The biennial arts-and-culture jubilee has brought high-quality offerings from around the world to San José’s streets, parks and venues since 1989. This year, the public can expect “a splendid festival as usual, but with new installations that will be a complete surprise,” said Berny Abarca, general producer of FIA 2012.
“This festival is made possible through the efforts of a large group of human resources. We offer the best of arts and culture for the enjoyment of everyone,” Abarca said.
Festival highlights will include big names like Calle 13 and Alan Parsons in the concert lineup, as well as a talented troupe of musicians, dancers and artists from South Korea, guest country of honor for FIA 2012.
Already under way is the visual-arts component of the festival, the “Museum and Gallery Route,” curated by Xiomara Zúñiga.
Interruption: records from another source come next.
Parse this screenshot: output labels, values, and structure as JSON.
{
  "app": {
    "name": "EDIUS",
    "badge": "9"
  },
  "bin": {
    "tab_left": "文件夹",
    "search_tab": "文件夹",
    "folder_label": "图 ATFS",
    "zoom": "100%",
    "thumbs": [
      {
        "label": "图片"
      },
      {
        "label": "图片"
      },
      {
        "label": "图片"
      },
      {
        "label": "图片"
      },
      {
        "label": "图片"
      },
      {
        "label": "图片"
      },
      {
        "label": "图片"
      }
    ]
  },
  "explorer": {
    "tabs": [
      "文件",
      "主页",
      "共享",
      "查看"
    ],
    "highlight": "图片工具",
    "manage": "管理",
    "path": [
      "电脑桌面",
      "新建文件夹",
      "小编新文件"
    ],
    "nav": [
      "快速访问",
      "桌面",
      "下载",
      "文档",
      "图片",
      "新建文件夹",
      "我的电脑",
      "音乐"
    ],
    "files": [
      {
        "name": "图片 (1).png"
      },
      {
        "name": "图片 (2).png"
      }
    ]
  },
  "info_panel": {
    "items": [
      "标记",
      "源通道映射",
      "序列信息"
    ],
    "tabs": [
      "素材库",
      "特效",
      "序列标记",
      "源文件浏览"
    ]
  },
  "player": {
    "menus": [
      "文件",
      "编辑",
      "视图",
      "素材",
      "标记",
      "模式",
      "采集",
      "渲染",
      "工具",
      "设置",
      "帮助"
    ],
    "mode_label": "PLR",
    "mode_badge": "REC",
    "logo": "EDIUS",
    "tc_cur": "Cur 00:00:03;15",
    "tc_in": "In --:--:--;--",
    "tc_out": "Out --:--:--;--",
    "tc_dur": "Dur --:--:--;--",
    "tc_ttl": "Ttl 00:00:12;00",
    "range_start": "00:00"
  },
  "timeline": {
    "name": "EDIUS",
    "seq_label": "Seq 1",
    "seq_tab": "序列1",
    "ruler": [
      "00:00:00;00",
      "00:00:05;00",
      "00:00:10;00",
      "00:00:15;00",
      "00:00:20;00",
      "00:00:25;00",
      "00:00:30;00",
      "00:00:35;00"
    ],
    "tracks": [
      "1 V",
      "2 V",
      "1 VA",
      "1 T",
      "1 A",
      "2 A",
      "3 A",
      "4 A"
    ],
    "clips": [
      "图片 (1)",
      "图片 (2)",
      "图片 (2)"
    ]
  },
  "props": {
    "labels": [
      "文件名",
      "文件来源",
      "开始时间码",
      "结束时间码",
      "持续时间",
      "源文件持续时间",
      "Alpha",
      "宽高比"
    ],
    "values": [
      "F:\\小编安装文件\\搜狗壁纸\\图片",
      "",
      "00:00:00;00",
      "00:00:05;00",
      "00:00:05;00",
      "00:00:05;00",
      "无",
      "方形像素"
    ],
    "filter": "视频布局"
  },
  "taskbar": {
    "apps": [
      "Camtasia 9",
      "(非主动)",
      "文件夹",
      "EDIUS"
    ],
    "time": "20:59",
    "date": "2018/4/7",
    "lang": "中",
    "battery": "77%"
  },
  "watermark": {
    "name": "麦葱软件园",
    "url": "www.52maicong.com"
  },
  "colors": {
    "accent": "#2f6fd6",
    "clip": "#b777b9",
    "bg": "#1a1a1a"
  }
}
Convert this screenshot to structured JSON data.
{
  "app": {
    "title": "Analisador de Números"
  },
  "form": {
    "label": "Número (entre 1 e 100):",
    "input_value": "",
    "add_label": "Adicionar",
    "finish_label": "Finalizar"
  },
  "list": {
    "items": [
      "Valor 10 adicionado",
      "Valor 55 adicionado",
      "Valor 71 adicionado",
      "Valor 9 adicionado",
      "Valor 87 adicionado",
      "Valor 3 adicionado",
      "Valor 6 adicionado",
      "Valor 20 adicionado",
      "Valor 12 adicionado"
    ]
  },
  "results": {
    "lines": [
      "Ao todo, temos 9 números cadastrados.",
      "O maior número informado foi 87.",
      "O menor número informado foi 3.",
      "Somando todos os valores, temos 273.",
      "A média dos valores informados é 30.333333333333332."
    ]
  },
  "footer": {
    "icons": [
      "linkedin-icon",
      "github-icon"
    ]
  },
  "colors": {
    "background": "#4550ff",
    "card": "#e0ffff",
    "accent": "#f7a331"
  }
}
The route opened March 1 and includes 17 museums, galleries and other venues around San José, as well as Juan Santamaría Museum in Alajuela, northwest of the capital.
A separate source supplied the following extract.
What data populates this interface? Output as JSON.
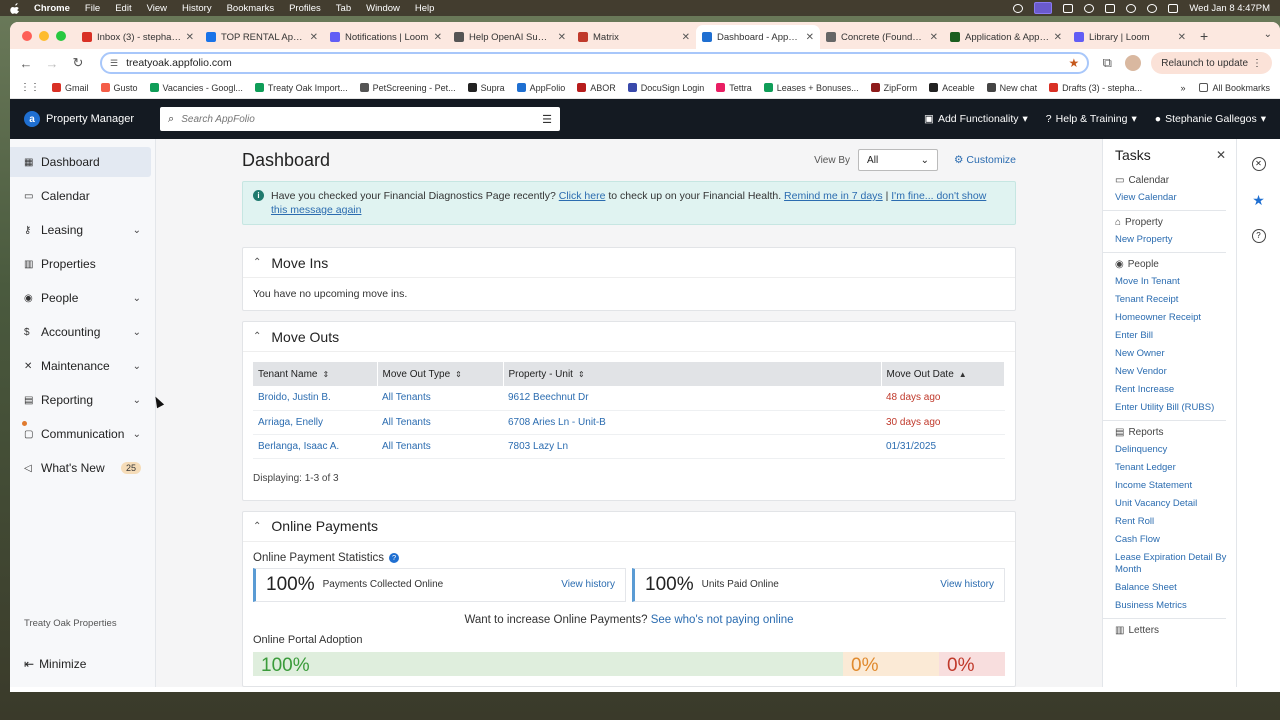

But the real action starts March 16, with the launch of activities in west San José’s La Sabana Park, the festival’s headquarters. The park’s 72 hectares will house concert stages, an art gallery, a movie-projection area, a handicrafts fair, an area for families, a Korean Pavilion offering Korean food and workshops, a Central American Music Market featuring concerts by bands from throughout the region, and lots more.
Parque La Libertad in south San José will also have stages and facilities, while most of FIA’s theatrical offerings will be staged in various San José theaters.
The official inauguration concert on March 16 falls to Puerto Rican reggaeton sensation Calle 13, who will perform at 9 p.m. on the main concert stage at La Sabana. That stage, sponsored by the Costa Rican Electricity Institute’s Kölbi brand, is one of the festival’s novelties this year. Located on the north side of the park, across from the Nissan agency, it replaces the lake stage of previous festivals, which, though visually appealing, presented certain challenges, Abarca said.
“The lake stage was very beautiful but presented logistical problems in safely housing a growing audience,” he explained. “So we sought a space in the park that would offer comfort and safety and house approximately 25,000 people, much more than the lake stage could support.”
More space is a good thing, because taking the Kölbi stage March 25 at 7 p.m. to close the festival will be none other than Alan Parsons, whose cult-like popularity among Ticos is likely to put that 25,000-person capacity to the test.
The British progressive-rock icon of course made Abarca’s top-five list for the festival, which also included: RCO Brass, the brass section of the Netherlands’ Royal Concertgebouw Orchestra, the “most important brass ensemble in the world” (March 22-23, 8 p.m., National Theater); “Veles e Vents” (“Wind and Sails”) by Xarxa Teatre of Spain, “a large-format show that requires an investment of resources and logistics you can see only at the FIA” (March 25, 9 p.m., National Stadium esplanade); “Sed” (“Thirst”) by the National Ballet of the Dominican Republic, “a work that involves great staging” (March 16-17, 8 p.m., Teatro de la Danza, National Culture Center); and “María Barilla,” a theater piece that represents “FIA’s first partnership with the Ibero-American Theater Festival of Bogotá, the most important in Latin America” (March 17, 8 p.m., and March 18, 5 p.m., Melico Salazar Theater).
To maximize enjoyment of the festival, Abarca recommends that festivalgoers study the program to organize what shows they want to see.
“We’re offering 25 days so that people will have time, and no excuse not to head to La Sabana or Parque La Libertad, the public spaces, the theaters, the galleries, and enjoy this national fiesta,” he said.
Most shows will be free, except for a few dance, theater and music performances at various theaters (₡4,000-₡10,000/$8-$20), the Korean film festival at Variedades Theater (₡1,000/$2), and some Museum and Gallery Route exhibits. Prices are minimal considering the artistic quality of the shows, Abarca said. Tickets go on sale March 7 through the National Theater’s box office (2221-5341, www.teatronacional.go.cr).
For more information and to download the festival program, go to FIA’s website at www.festivaldelasartes.go.cr.